§ **DATA UNDER STUDY**:
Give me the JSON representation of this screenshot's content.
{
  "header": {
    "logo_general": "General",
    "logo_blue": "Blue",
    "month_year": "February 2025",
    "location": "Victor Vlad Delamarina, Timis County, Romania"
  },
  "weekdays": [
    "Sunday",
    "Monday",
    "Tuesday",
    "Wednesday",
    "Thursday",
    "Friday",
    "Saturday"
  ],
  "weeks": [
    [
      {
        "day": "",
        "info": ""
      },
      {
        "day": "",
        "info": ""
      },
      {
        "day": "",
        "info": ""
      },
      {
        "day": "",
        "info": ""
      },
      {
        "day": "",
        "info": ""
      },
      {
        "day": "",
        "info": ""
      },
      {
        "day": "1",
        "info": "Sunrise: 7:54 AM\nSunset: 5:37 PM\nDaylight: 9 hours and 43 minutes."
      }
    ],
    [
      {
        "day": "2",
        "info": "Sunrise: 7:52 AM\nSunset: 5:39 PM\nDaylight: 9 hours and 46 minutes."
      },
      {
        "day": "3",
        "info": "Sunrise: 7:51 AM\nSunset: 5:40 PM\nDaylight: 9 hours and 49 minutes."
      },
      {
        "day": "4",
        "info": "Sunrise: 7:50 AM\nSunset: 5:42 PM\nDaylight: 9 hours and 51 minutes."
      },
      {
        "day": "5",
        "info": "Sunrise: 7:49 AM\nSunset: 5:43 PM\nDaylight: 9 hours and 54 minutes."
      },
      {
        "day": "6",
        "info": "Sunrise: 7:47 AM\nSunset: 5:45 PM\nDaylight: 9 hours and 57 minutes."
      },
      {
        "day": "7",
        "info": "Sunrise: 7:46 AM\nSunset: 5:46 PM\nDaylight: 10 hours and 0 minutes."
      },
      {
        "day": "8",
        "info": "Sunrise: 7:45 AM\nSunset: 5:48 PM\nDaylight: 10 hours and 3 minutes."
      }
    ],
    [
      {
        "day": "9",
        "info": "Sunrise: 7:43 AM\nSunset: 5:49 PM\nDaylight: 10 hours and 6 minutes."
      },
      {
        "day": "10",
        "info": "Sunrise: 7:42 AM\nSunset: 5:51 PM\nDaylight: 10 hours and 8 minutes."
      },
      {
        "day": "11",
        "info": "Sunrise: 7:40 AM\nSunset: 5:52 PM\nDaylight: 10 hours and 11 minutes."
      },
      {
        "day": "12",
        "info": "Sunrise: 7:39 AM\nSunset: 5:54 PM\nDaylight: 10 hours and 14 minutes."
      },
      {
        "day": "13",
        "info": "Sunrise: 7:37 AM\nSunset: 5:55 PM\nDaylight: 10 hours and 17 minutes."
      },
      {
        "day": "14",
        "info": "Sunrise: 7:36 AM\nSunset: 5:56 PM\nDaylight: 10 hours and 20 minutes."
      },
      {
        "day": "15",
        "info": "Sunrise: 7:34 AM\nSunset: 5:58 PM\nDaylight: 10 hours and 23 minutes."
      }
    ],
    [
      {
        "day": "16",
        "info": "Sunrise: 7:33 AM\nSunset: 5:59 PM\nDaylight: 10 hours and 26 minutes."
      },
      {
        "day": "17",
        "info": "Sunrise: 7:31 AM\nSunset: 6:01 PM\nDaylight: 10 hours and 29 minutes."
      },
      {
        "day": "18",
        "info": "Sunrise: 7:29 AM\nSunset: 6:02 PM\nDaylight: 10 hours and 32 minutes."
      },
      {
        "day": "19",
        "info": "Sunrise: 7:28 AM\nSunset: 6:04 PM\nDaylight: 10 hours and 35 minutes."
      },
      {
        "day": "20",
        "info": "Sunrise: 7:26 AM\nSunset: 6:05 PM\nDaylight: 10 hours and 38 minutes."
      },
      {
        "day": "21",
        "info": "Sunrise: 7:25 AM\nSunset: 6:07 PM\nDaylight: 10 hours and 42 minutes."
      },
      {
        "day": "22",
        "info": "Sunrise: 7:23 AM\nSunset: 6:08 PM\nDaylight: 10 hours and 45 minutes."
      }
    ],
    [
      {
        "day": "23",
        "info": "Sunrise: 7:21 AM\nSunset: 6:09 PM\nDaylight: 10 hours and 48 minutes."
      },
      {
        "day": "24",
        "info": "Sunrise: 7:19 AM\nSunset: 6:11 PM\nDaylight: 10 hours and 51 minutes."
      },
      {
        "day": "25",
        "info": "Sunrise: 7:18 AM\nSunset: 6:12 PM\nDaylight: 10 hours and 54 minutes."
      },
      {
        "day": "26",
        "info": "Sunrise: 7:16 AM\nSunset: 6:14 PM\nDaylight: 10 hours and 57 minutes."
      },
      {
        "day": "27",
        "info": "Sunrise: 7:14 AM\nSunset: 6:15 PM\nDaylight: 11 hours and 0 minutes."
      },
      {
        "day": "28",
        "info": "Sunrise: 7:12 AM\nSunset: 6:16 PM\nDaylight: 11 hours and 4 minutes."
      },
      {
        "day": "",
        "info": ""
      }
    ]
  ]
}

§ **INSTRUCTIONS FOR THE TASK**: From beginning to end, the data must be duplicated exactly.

§ **COMPLETED EXERCISE**:
Give me the JSON representation of this screenshot's content.
{
  "header": {
    "logo_general": "General",
    "logo_blue": "Blue",
    "month_year": "February 2025",
    "location": "Victor Vlad Delamarina, Timis County, Romania"
  },
  "weekdays": [
    "Sunday",
    "Monday",
    "Tuesday",
    "Wednesday",
    "Thursday",
    "Friday",
    "Saturday"
  ],
  "weeks": [
    [
      {
        "day": "",
        "info": ""
      },
      {
        "day": "",
        "info": ""
      },
      {
        "day": "",
        "info": ""
      },
      {
        "day": "",
        "info": ""
      },
      {
        "day": "",
        "info": ""
      },
      {
        "day": "",
        "info": ""
      },
      {
        "day": "1",
        "info": "Sunrise: 7:54 AM\nSunset: 5:37 PM\nDaylight: 9 hours and 43 minutes."
      }
    ],
    [
      {
        "day": "2",
        "info": "Sunrise: 7:52 AM\nSunset: 5:39 PM\nDaylight: 9 hours and 46 minutes."
      },
      {
        "day": "3",
        "info": "Sunrise: 7:51 AM\nSunset: 5:40 PM\nDaylight: 9 hours and 49 minutes."
      },
      {
        "day": "4",
        "info": "Sunrise: 7:50 AM\nSunset: 5:42 PM\nDaylight: 9 hours and 51 minutes."
      },
      {
        "day": "5",
        "info": "Sunrise: 7:49 AM\nSunset: 5:43 PM\nDaylight: 9 hours and 54 minutes."
      },
      {
        "day": "6",
        "info": "Sunrise: 7:47 AM\nSunset: 5:45 PM\nDaylight: 9 hours and 57 minutes."
      },
      {
        "day": "7",
        "info": "Sunrise: 7:46 AM\nSunset: 5:46 PM\nDaylight: 10 hours and 0 minutes."
      },
      {
        "day": "8",
        "info": "Sunrise: 7:45 AM\nSunset: 5:48 PM\nDaylight: 10 hours and 3 minutes."
      }
    ],
    [
      {
        "day": "9",
        "info": "Sunrise: 7:43 AM\nSunset: 5:49 PM\nDaylight: 10 hours and 6 minutes."
      },
      {
        "day": "10",
        "info": "Sunrise: 7:42 AM\nSunset: 5:51 PM\nDaylight: 10 hours and 8 minutes."
      },
      {
        "day": "11",
        "info": "Sunrise: 7:40 AM\nSunset: 5:52 PM\nDaylight: 10 hours and 11 minutes."
      },
      {
        "day": "12",
        "info": "Sunrise: 7:39 AM\nSunset: 5:54 PM\nDaylight: 10 hours and 14 minutes."
      },
      {
        "day": "13",
        "info": "Sunrise: 7:37 AM\nSunset: 5:55 PM\nDaylight: 10 hours and 17 minutes."
      },
      {
        "day": "14",
        "info": "Sunrise: 7:36 AM\nSunset: 5:56 PM\nDaylight: 10 hours and 20 minutes."
      },
      {
        "day": "15",
        "info": "Sunrise: 7:34 AM\nSunset: 5:58 PM\nDaylight: 10 hours and 23 minutes."
      }
    ],
    [
      {
        "day": "16",
        "info": "Sunrise: 7:33 AM\nSunset: 5:59 PM\nDaylight: 10 hours and 26 minutes."
      },
      {
        "day": "17",
        "info": "Sunrise: 7:31 AM\nSunset: 6:01 PM\nDaylight: 10 hours and 29 minutes."
      },
      {
        "day": "18",
        "info": "Sunrise: 7:29 AM\nSunset: 6:02 PM\nDaylight: 10 hours and 32 minutes."
      },
      {
        "day": "19",
        "info": "Sunrise: 7:28 AM\nSunset: 6:04 PM\nDaylight: 10 hours and 35 minutes."
      },
      {
        "day": "20",
        "info": "Sunrise: 7:26 AM\nSunset: 6:05 PM\nDaylight: 10 hours and 38 minutes."
      },
      {
        "day": "21",
        "info": "Sunrise: 7:25 AM\nSunset: 6:07 PM\nDaylight: 10 hours and 42 minutes."
      },
      {
        "day": "22",
        "info": "Sunrise: 7:23 AM\nSunset: 6:08 PM\nDaylight: 10 hours and 45 minutes."
      }
    ],
    [
      {
        "day": "23",
        "info": "Sunrise: 7:21 AM\nSunset: 6:09 PM\nDaylight: 10 hours and 48 minutes."
      },
      {
        "day": "24",
        "info": "Sunrise: 7:19 AM\nSunset: 6:11 PM\nDaylight: 10 hours and 51 minutes."
      },
      {
        "day": "25",
        "info": "Sunrise: 7:18 AM\nSunset: 6:12 PM\nDaylight: 10 hours and 54 minutes."
      },
      {
        "day": "26",
        "info": "Sunrise: 7:16 AM\nSunset: 6:14 PM\nDaylight: 10 hours and 57 minutes."
      },
      {
        "day": "27",
        "info": "Sunrise: 7:14 AM\nSunset: 6:15 PM\nDaylight: 11 hours and 0 minutes."
      },
      {
        "day": "28",
        "info": "Sunrise: 7:12 AM\nSunset: 6:16 PM\nDaylight: 11 hours and 4 minutes."
      },
      {
        "day": "",
        "info": ""
      }
    ]
  ]
}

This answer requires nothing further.